You don't revisit every feature of a piece of software when someone new shows up. They're expected to make some effort to understand and gain familiarity before criticizing the work that went on before they got here. If someone has a great idea, I am *always* all for it, even if I turned out to be wrong, recently in the past.

Like Barbara, I also don't get tired of the "umpteenth new person" who brings up the "removed due to spam" issue. Because that is still an unresolved issue. But resolved, decided upon, EXHAUSTIVELY explored and debated issues in the past, about things that are basically working fine, and whose change are just a matter of opinion, and about which ALL possible opinions have already been explored (and they have - I defy anybody new here to come up with a new angle) - these issues are different.  And people have been entering some of these threads very naively (I use the word in the best sense, although I will avoid Dano's term kindergarteners) and jumping in, asking "why" and expecting the old-timers to take the time to educate them all over again. It's very possible for them to look up these issues in past threads here, instead of simply and blatantly contradicting the status quo in a rootless way, and asking others to summarize what in many cases was a months long and highly complicated debate. I don't feel it's being a "dictator," as Barbara puts it, to ask, expect, or hope that they would do so before jumping in.

We are not talking about issues "aging well" or not. We are talking about issues from within the past two or three years.
--
J

Messages are the sole opinion of the author, especially the fishy ones.
My humanity is bound up in yours, for we can only be human together. - Desmond Tutu


 

On Wed, Dec 19, 2018 at 06:35 AM, J_Catlady wrote:
but that the meta-conversation about relitigating (as Mark put it) or bringing up old topics (as Barbara put it) is not yet closed. 
the operative word being "yet." 
 
--
J

Messages are the sole opinion of the author, especially the fishy ones.
My humanity is bound up in yours, for we can only be human together. - Desmond Tutu

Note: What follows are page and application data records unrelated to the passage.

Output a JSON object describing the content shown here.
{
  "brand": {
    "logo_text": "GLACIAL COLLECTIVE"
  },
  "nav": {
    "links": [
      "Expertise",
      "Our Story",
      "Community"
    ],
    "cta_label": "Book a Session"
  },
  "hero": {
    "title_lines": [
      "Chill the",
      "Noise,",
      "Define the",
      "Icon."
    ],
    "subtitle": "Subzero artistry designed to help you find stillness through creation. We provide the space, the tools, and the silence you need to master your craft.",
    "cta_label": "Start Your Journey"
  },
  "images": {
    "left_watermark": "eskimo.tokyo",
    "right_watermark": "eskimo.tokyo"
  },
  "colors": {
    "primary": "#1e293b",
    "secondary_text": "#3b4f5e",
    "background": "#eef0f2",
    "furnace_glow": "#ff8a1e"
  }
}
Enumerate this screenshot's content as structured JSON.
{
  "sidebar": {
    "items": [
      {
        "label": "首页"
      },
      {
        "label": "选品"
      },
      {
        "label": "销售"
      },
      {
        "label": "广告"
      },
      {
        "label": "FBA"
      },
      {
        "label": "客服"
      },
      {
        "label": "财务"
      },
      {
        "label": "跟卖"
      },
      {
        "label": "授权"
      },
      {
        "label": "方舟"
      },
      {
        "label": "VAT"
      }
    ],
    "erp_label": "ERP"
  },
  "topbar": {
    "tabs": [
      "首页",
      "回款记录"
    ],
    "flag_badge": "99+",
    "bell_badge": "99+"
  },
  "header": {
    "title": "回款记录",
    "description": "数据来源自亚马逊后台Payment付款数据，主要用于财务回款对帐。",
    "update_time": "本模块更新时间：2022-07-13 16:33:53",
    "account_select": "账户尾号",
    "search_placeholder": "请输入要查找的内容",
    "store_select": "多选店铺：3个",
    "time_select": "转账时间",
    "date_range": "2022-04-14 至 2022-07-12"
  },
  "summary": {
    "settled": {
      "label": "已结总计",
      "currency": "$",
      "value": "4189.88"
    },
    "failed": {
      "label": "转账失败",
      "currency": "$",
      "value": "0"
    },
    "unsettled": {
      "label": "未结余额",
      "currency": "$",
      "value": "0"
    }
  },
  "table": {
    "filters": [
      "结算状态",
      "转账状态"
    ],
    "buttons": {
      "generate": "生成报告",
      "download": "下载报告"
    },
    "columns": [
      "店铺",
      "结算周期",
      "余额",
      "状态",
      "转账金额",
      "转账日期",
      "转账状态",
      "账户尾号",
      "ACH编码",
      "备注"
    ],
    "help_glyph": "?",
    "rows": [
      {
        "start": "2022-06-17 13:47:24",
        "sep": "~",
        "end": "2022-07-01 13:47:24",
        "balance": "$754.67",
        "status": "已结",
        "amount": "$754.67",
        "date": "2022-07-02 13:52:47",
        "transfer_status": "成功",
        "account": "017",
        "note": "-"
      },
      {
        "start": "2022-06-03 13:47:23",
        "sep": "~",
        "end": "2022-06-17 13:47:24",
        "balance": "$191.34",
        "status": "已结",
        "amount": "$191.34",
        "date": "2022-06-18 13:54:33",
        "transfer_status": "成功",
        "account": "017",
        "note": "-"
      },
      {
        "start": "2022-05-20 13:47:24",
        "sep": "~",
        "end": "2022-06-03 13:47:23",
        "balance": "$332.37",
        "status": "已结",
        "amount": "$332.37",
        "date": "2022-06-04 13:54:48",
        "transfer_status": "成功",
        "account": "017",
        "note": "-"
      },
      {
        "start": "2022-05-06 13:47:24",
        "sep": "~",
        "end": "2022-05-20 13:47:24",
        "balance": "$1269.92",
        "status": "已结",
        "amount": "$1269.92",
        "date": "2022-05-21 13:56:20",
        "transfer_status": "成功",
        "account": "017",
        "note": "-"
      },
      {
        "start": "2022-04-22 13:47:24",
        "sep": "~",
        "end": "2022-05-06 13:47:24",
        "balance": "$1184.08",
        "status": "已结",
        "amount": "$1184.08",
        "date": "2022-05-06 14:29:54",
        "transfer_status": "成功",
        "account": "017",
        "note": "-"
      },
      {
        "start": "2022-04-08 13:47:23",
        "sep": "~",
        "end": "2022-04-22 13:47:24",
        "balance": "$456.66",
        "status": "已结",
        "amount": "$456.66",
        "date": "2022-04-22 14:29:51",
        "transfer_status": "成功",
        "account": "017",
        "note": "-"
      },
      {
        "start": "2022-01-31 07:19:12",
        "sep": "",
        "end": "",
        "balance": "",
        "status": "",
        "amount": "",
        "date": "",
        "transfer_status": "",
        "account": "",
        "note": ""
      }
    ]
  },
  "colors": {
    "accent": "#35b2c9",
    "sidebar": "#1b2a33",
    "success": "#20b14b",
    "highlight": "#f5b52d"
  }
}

Barbara Byers
 

We are not talking about issues "aging well" or not. We are talking about issues from within the past two or three years.
-- 
J

But Groups.io has grown exponentially in the last 2 or 3 years - so I wouldn't expect something that might have been "settled" for 50 owners might still be "settled" for 1000 or 10,000, or whatever the current number might be.  And who decides if something is settled "forever", which is what you seem to be implying?  Other than Mark, of course.  I get a bit tired of the folks who have been around the longest acting like they get to dictate what is worthy of change and what is not.  The attitude of scorn about new group owners really isn't warranted.  Yes, there are some basic and perhaps even foolish questions, but we also have some really good ones.  But again, Mark can decide what to shut down and what to revisit, and he seems fairly tolerant of recurring debates.
Barb